The combination of glycopyrrolate and indacaterol (brand name, Utibron Neohaler; Novartis) is a long-term maintenance treatment of airflow obstruction or to prevent bronchospasm in people with COPD. It is not a rescue medication, and will not work fast enough to treat a sudden bronchospasm attack or acute COPD symptoms.

Glycopyrrolate is a LAMA (long-acting muscarinic antagonist) bronchodilator, and indacaterol is a LABA (long-acting beta2-agonist) bronchodilator.

How does glycopyrrolate-indacaterol for COPD work?

Glycopyrrolate and indacaterol work by relaxing the muscles in the airways to improve breathing.

Glycopyrrolate is a long-acting muscarinic antagonist, also known as anticholinergic. It connects to the muscarinic receptors subtypes M1 to M5. The M3 receptors are located in the muscle of the bronchi, and are responsible for bronchoconstriction. As glycopyrrolate has affinity to the M3 receptors, it works by inhibiting them on the muscle of the bronchi, leading to bronchodilation.

Indacaterol is a long-acting beta2-agonist (LABA), and its effects are due to the stimulation of an enzyme, called adenyl cyclase, that is in the interior of the lung muscle cells. This enzyme helps convert adenosine triphosphate (ATP) to cyclic adenosine monophosphate (cAMP). When the levels of cAMP increase, bronchial muscle cells relax, and inhibit release of mediators of immediate hypersensitivity, especially from mast cells.

Beta2-receptors are predominant in the muscle cells of the lungs, but they are also present in the heart, which means indacaterol may have cardiac effects, such as irregular heartbeats.

Studies of glycopyrrolate-indacaterol

The U.S. Food and Drug Administration (FDA) approved Utibron Neohaler (glycopyrrolate-indacaterol) in 2015 based on the results of the Phase 3 EXPEDITION trial program, which included more than 2,500 COPD patients and consisted of two 12-week efficacy studies, FLIGHT1 (NCT01727141) and FLIGHT2 (NCT01712516), and one 52-week safety study, FLIGHT3, (NCT01682863). All participants were current or former smokers and had moderate-to-severe airflow limitation (post-bronchodilator FEV1 ≥ 30% and <80% of the predicted normal).

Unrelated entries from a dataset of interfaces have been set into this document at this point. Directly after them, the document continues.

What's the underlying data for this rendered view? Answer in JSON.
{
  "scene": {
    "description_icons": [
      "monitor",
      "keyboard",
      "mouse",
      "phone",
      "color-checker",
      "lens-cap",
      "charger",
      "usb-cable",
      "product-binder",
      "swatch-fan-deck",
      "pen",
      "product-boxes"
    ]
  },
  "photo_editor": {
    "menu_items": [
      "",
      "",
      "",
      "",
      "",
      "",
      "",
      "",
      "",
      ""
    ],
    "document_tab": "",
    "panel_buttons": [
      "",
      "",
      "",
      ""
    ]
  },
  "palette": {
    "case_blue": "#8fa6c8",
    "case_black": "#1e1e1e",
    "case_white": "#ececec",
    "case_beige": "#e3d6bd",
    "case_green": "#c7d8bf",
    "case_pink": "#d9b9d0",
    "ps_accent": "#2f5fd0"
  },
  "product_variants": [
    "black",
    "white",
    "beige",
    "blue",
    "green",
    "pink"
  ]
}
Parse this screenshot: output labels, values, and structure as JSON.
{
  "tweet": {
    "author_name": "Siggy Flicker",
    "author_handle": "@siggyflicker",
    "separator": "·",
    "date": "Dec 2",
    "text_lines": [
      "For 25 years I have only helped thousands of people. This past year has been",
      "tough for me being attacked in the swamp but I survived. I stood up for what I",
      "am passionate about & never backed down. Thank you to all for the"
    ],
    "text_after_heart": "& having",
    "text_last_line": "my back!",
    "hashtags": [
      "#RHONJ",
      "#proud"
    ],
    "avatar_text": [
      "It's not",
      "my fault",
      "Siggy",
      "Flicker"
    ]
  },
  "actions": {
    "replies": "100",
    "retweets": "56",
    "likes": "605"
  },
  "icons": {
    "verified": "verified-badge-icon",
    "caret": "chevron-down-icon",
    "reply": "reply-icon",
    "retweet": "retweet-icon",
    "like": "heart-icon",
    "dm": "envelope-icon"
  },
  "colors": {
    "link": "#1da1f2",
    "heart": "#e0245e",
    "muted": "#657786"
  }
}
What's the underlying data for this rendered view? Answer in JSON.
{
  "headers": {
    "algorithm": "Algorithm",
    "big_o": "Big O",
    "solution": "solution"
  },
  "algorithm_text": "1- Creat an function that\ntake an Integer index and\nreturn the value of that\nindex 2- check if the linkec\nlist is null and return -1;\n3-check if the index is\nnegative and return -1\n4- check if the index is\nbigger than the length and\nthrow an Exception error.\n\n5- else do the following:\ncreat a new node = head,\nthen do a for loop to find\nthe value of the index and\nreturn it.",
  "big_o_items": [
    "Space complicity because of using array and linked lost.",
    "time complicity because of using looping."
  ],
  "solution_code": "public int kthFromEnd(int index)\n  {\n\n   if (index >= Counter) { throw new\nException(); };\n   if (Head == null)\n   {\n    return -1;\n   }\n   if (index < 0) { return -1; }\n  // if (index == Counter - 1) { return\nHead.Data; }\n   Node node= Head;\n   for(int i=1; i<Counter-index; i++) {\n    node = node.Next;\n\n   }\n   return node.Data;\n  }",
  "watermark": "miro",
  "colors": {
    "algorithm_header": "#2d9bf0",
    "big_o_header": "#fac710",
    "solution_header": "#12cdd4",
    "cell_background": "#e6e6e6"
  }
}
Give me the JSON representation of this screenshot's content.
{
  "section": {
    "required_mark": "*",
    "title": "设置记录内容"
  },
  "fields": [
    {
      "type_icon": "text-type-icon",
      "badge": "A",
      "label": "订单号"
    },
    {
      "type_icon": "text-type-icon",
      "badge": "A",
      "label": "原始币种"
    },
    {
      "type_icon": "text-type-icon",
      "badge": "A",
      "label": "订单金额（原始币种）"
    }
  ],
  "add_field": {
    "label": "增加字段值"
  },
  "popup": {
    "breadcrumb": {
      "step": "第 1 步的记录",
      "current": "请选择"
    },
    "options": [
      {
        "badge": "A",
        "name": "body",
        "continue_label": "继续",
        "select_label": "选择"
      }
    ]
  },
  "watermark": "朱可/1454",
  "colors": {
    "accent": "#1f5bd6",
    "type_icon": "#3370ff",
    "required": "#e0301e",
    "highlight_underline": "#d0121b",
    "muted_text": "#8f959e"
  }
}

Twice daily glycopyrrolate-indacaterol treatment during the 12-week studies showed superior and sustained improvement in lung function at the study’s end, compared to either drug individually or to placebo. Treated patients also needed less rescue medication (albuterol) than those given placebo.

At 52 weeks, Utibron Neohaler treatment showed “significant treatment effect,” as seen by improvements in FEV1, a measure of lung function, Novartis reported.

Indications and side effects

Indacaterol, part of this combination, is not to be used by people with asthma, because it is a LABA medicine and a study in another LABA drug (salmeterol) found an increased risk of asthma-related death. In COPD patients, the combination is not indicated for relief of acute bronchospasms, or breathing problems; it is not a short-acting bronchodilator.

Glycopyrrolate-indacaterol comes as a powder inhaled by mouth using a special device, and is usually used twice daily. Typically, the dose is one Utibron capsule used with the inhaler device.

The most common glycopyrrolate-indacaterol side effects can include a stuffy nose and sore throat, and increased blood pressure that can cause headache, pounding in the neck or ears, and nosebleeds.

There is no generic available.

 

COPD News Today is strictly a news and information website about the disease. It does not provide medical advice, diagnosis or treatment. This content is not intended to be a substitute for professional medical advice, diagnosis, or treatment. Always seek the advice of your physician or other qualified health provider with any questions you may have regarding a medical condition. Never disregard professional medical advice or delay in seeking it because of something you have read on this website.